Segment Open

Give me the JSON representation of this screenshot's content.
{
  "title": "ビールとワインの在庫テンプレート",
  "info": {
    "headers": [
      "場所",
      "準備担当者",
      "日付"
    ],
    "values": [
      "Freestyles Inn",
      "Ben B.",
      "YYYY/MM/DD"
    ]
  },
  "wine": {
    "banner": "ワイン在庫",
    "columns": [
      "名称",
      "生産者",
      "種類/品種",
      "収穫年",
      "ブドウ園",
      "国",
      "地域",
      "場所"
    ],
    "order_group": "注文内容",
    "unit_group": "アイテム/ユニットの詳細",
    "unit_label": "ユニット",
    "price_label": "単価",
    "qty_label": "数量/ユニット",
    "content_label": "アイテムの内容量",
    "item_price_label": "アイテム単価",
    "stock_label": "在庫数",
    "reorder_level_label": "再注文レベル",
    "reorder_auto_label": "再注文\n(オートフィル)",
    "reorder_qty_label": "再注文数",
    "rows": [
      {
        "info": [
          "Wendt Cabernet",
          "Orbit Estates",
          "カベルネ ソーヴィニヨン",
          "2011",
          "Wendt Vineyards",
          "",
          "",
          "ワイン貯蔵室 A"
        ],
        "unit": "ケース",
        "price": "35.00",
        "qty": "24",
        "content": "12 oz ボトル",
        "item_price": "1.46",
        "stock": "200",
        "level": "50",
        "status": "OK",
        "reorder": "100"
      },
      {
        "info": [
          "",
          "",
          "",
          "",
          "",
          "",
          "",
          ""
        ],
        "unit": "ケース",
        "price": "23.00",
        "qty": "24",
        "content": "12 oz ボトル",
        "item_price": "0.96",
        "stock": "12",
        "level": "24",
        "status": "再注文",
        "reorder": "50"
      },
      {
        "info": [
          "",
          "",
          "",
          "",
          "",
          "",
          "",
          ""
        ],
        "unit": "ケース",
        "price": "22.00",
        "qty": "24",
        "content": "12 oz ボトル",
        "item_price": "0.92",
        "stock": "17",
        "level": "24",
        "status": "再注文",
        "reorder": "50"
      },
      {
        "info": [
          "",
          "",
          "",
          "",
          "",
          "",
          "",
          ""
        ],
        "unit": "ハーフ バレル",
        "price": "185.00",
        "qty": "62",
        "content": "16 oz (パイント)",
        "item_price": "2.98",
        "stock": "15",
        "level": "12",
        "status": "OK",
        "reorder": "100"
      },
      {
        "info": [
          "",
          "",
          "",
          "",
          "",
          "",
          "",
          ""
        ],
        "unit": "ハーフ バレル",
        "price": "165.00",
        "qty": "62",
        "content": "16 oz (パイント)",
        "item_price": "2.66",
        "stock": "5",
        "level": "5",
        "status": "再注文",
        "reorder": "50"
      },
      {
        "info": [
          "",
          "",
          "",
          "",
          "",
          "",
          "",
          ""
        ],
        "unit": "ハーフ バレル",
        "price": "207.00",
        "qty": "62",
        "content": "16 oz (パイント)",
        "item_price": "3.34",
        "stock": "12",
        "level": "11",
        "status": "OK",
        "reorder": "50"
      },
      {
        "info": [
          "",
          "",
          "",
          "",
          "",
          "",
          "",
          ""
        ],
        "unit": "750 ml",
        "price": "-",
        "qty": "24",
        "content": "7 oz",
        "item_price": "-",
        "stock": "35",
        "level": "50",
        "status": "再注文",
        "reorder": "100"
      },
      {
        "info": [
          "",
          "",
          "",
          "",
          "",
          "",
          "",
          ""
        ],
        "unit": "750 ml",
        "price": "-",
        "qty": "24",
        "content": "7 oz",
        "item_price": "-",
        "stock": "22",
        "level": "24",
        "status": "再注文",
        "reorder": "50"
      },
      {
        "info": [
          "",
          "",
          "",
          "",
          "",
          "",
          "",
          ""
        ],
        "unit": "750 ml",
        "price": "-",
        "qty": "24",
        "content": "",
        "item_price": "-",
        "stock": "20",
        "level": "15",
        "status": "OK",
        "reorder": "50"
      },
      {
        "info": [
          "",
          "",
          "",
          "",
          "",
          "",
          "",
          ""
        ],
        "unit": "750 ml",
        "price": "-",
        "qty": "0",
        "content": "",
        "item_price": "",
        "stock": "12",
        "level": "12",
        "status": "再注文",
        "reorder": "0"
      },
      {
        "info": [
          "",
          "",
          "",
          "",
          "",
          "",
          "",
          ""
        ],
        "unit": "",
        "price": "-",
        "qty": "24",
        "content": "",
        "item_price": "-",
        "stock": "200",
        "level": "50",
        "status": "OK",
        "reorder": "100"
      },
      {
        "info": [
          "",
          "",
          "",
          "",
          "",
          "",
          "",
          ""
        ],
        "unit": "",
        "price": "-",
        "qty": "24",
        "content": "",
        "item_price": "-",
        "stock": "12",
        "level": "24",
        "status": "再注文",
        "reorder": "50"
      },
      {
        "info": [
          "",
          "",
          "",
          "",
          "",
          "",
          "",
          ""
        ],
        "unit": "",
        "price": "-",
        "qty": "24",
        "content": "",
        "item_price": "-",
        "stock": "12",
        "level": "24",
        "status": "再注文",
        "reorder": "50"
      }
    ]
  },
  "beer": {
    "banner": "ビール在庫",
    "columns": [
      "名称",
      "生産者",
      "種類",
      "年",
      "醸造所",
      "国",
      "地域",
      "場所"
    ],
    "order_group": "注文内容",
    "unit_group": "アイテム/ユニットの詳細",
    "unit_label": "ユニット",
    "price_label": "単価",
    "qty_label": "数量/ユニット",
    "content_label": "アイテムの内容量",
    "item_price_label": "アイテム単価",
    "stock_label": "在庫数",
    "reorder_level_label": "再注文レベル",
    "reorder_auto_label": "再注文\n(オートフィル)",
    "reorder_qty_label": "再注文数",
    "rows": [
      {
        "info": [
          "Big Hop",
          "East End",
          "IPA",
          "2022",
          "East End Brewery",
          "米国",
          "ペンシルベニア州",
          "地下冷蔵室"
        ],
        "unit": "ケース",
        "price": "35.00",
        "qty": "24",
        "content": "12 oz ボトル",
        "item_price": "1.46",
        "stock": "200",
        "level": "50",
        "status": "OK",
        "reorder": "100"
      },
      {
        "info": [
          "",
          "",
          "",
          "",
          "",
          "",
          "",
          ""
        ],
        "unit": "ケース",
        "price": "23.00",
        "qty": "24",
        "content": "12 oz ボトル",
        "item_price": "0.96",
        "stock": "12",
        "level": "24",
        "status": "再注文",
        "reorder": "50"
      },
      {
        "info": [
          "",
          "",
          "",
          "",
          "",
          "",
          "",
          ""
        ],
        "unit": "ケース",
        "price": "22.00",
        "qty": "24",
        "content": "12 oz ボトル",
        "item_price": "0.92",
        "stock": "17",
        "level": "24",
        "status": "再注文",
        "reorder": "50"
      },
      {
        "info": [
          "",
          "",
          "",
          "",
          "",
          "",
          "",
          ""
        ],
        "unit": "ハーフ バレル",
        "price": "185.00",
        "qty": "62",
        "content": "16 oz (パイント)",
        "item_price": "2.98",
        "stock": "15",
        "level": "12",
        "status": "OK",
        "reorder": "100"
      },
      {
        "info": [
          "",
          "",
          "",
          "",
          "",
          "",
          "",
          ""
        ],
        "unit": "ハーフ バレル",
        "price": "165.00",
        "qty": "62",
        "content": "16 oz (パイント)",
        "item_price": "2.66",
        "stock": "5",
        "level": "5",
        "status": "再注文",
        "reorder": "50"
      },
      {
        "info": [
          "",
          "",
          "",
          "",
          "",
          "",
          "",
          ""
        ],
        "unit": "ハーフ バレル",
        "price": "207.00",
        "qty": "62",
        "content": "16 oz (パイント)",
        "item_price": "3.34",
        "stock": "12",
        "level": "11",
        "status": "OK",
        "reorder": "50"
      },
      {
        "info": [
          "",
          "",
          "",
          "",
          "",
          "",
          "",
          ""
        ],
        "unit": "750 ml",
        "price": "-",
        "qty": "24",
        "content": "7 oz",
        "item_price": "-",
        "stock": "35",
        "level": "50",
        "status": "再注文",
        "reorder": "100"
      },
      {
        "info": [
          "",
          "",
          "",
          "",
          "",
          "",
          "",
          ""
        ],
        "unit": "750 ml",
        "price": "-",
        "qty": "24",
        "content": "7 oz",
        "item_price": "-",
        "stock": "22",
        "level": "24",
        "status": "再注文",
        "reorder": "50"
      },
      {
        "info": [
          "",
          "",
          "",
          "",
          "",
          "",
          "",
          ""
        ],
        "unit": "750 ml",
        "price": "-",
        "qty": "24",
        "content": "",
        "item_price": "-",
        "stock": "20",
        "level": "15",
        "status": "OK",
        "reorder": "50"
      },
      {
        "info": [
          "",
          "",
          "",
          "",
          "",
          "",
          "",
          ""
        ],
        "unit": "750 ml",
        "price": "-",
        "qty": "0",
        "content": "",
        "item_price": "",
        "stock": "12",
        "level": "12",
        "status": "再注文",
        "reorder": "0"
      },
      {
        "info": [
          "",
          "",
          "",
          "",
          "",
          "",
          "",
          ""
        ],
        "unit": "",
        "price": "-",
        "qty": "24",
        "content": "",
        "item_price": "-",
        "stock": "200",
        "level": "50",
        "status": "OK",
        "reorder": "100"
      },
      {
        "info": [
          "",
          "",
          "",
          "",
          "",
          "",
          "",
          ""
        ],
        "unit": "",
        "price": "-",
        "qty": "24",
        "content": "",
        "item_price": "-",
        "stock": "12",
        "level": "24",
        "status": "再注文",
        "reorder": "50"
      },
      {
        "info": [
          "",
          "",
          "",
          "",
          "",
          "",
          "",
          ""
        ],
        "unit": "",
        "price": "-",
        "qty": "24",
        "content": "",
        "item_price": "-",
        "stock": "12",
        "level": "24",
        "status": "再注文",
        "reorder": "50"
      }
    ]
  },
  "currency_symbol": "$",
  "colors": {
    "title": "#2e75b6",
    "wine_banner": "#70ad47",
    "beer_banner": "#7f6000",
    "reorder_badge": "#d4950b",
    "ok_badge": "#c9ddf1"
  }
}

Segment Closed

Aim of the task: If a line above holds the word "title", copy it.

Result for this task:
  "title": "ビールとワインの在庫テンプレート",
    "title": "#2e75b6",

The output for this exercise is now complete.